I’ve finally had a bit of time to finish up the code for the Rock-Paper-Scissors bot discussed in the previous posts; I’ve put the code in a GitHub repository here.  Feel free to file issues if you would like it to be a bit more user friendly.

The bot which uses the Fourier transform on move probabilities to search for profitable patterns is named `diaconis`, after Persi Diaconis. It’s currently working just fine, but is a bit slow computationally. On startup, it generates all possible move patterns that it will investigate during the course of each game, as well as some character tables. After each play, it tests some of these patterns, and tries to determine if their predictive power is better than any of the patterns seen thus far.
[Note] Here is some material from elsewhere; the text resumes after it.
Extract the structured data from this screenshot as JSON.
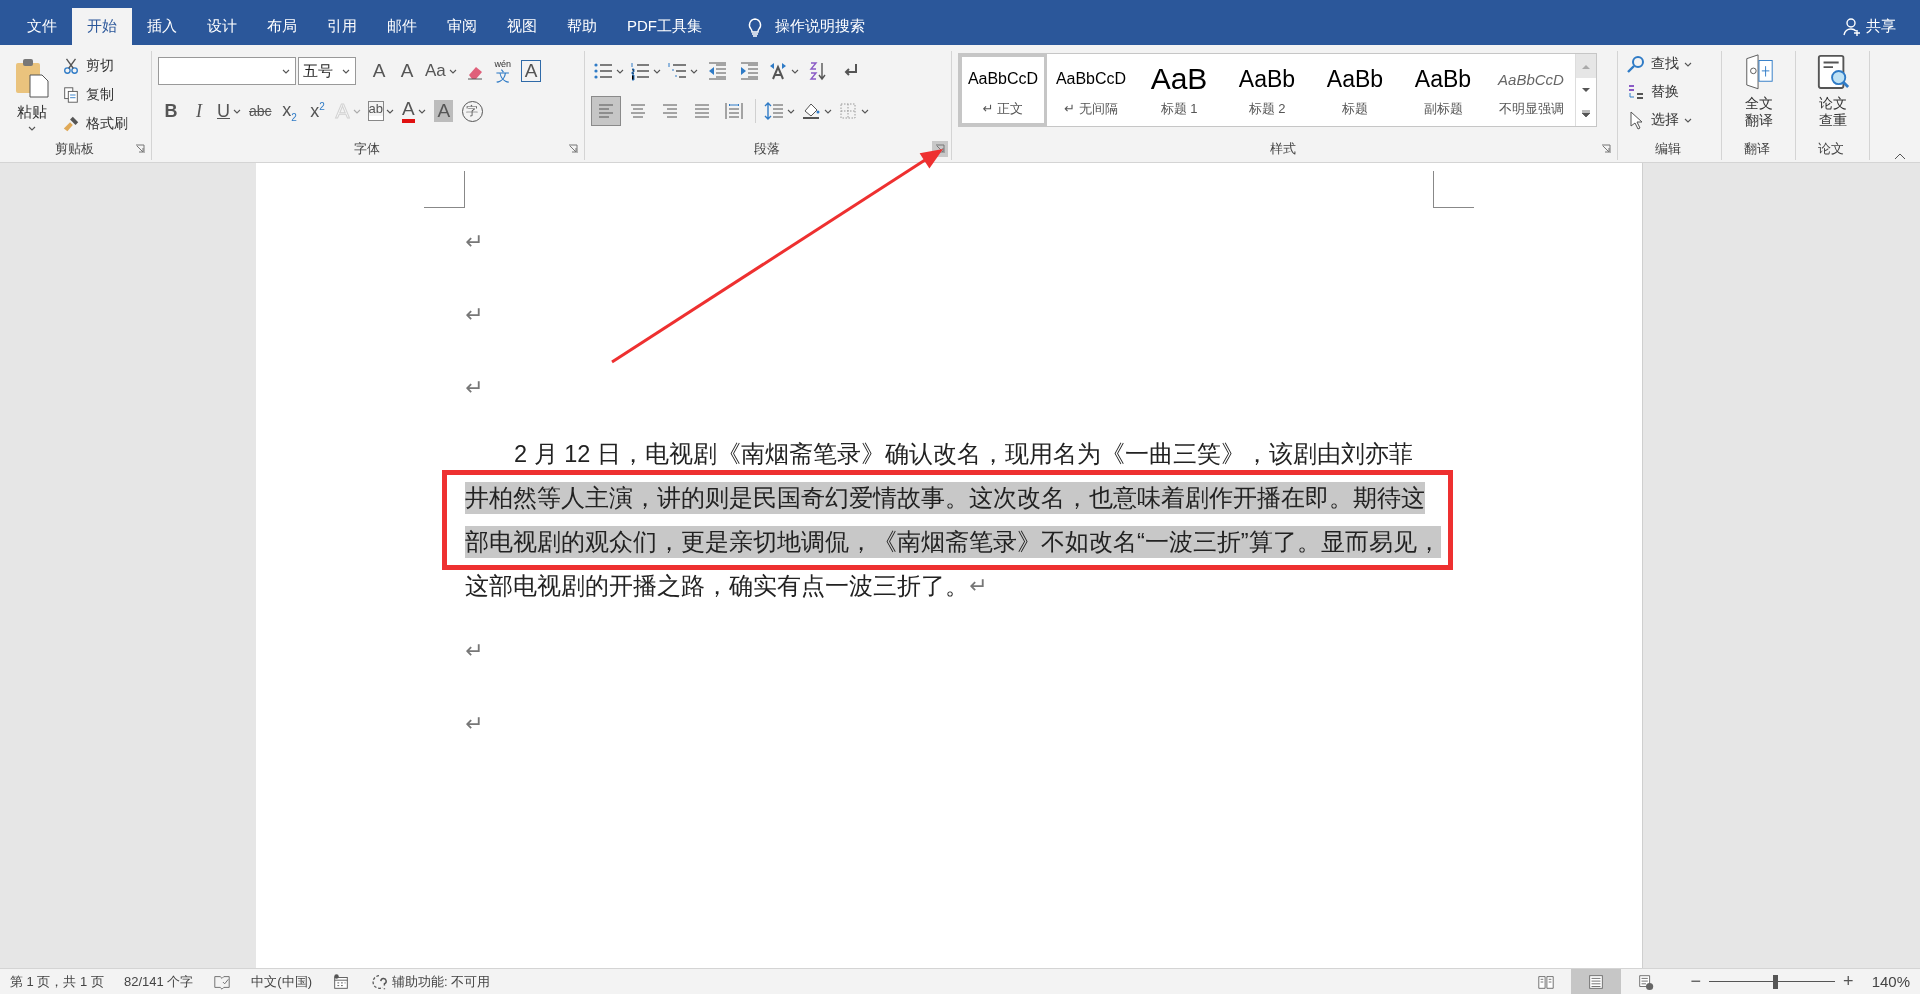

If so, it begins using that pattern to choose move probabilities.

This works fine as a proof-of-concept of the basic ideas. Additional improvements could be had by doing some code optimization to speed things up a bit, and keeping a list of good patterns and allowing a bit more dexterity in switching between the patterns used for prediction.

## Roshambo Part III – Representation Theory

In the last two posts, we’ve looked at using machine learning for playing iterated Roshambo.  Specifically, we saw how to use Bayes’ theorem to try to detect and exploit patterns, and then saw how Fourier transforms can give us a concrete measurement of the randomness (and non-randomness) in our opponent’s play.  Today’s post is about how we can use representation theory to improve our chances of finding interesting patterns.

## Roshambo Part II – Fourier Analysis

In the last post, we looked at using an algorithm suggested by Bayes’ Theorem to learn patterns in an opponent’s play and exploit them.  The game we’re playing is iterated rock-paper-scissors, with 1000 rounds of play per game.  The opponent’s moves are a string of choices, ‘r’, ‘p’, or ‘s’, and if we can predict what they will play, we’ll be able to beat them.  In trying to discover patterns automatically we’ll gain some general knowledge about detecting patterns in streams of characters, which has interesting applications ranging from biology (imagine ‘GATC’ instead of ‘rps’) to cryptography.

Fourier analysis is helpful in a wide variety of domains, ranging from music to image encoding.  A great example suggested by ‘Building Machine Learning Algorithms with Python‘ is classifying pieces of music by genre.  If we’re given a wave-form of a piece of music, automatically detecting its genre is difficult.  But applying the Fourier transform breaks the music up into its component frequencies, which turn out to be quite useful in determining whether a song is (say) classical or metal.